are the age range impervious
to the sting of the
advertising bee. Our teflon
exteriors repel the toasted
cereals flung at us and the
microcrap poured on us.

So, keep on trying (or should
I say wasting your poorly
spent money), Madison Avenue,
with ad campaigns that fly
past us with the speed of a
Box Car Willy CD on fast
forward.

Peace my Sister,

P.S. If you would like a
companion to join you as you
report on Burning Man this
year, I would like to apply.

References and
résumé upon
request

$:)+

David Chamberlin
<dchamber@digex.net>

I usually know I've managed to
miss my mark whenever
responses to an article
assume anything other than a
cautiously combative
stance. Requests for photos,
private email, or a date all
indicate I've either waxed
hopelessly earnest or was
just completely wrong.
Getting asked out to Burning
Man obviously means I've hit
a new low as a Suck columnist
and should probably hang up
my hat.
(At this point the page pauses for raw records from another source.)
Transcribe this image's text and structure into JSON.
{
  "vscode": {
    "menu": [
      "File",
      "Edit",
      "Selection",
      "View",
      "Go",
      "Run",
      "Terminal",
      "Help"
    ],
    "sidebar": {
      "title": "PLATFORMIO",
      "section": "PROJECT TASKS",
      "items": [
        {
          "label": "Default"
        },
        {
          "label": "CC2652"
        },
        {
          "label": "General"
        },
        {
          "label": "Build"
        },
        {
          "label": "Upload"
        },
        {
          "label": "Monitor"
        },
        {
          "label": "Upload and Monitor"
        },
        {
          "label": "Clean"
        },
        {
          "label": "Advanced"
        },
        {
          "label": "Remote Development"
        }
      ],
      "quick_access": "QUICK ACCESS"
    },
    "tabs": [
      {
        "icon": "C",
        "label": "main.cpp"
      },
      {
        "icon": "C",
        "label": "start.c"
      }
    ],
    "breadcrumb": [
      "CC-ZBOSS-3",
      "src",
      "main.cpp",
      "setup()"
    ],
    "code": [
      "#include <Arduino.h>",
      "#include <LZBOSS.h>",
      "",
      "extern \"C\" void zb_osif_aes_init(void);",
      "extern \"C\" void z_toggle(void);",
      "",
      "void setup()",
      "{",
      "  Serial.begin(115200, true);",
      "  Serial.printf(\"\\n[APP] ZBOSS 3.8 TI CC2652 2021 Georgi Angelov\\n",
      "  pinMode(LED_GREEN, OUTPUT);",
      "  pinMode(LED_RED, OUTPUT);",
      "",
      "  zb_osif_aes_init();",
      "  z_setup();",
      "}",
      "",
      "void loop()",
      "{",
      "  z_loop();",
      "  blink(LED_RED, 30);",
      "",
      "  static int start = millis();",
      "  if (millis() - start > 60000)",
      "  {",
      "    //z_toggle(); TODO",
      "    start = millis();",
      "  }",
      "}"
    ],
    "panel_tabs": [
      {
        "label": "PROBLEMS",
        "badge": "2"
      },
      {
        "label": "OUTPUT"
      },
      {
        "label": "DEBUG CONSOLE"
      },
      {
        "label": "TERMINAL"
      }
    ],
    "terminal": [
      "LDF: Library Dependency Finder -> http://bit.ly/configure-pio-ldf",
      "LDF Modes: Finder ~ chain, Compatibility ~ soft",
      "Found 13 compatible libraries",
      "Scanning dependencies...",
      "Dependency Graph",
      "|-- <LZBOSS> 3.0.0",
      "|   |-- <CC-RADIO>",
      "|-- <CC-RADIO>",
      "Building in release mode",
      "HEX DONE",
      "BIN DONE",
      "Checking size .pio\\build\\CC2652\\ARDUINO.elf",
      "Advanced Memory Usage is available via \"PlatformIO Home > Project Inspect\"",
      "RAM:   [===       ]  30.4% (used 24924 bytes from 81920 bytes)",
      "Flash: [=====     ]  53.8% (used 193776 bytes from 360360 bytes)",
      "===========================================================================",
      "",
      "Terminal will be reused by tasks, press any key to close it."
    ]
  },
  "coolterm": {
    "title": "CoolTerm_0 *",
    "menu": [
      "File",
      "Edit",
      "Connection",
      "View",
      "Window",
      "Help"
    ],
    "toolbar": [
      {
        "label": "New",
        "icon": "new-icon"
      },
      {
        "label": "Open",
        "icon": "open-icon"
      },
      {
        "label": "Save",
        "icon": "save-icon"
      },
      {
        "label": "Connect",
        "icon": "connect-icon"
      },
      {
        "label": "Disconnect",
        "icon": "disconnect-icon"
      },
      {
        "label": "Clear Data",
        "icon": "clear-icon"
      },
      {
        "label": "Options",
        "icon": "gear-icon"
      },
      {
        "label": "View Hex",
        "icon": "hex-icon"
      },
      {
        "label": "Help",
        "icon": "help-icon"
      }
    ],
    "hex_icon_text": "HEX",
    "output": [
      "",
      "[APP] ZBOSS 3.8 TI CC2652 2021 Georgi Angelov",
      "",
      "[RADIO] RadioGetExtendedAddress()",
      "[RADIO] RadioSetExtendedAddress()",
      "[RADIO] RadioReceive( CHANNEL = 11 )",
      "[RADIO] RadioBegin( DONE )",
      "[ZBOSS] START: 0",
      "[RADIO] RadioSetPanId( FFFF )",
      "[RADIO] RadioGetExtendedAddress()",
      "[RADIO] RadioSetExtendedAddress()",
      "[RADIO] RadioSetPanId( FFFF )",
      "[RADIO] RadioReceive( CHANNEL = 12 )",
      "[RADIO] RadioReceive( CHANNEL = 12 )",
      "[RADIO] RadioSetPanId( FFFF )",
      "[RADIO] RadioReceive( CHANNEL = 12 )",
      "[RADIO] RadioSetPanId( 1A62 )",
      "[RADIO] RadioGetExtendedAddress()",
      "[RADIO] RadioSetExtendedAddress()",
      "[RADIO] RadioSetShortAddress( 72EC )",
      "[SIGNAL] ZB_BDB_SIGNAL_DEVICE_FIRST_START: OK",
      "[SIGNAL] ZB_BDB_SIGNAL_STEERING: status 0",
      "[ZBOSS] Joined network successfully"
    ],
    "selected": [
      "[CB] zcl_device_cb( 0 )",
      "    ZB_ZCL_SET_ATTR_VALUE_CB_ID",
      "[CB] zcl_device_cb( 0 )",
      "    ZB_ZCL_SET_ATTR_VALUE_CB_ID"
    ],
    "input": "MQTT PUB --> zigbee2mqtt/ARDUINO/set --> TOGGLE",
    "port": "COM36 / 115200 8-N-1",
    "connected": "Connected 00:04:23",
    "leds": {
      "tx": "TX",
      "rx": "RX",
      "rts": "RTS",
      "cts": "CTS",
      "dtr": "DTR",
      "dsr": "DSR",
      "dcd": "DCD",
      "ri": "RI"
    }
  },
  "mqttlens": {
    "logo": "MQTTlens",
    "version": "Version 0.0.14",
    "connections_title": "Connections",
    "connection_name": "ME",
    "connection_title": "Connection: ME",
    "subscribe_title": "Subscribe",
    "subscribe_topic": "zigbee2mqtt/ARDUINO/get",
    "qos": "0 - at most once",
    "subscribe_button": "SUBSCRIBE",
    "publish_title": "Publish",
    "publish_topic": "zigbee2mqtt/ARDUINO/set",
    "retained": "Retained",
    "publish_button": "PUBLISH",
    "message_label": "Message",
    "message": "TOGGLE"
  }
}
I am, however, intrigued by
the concept of
cereal-resistant teflon
exteriors. Is this a new line
from North Face or just an
epidermal anomaly?
Specifically, how would I go
about getting one? I find
myself surrounded by flakes
on an almost daily basis.

Snap, crackle, pop,

Ann

 
Fish With Letter Icon
 

The Stuff -- it's a list of stuff we like

Little link to Suck
Arrow Image
 
Contacting Us
 
Contributors Index
Little Barrel Link
Net.Moguls
Little Gun Link
A machine producing Suck
Link To Tech Notes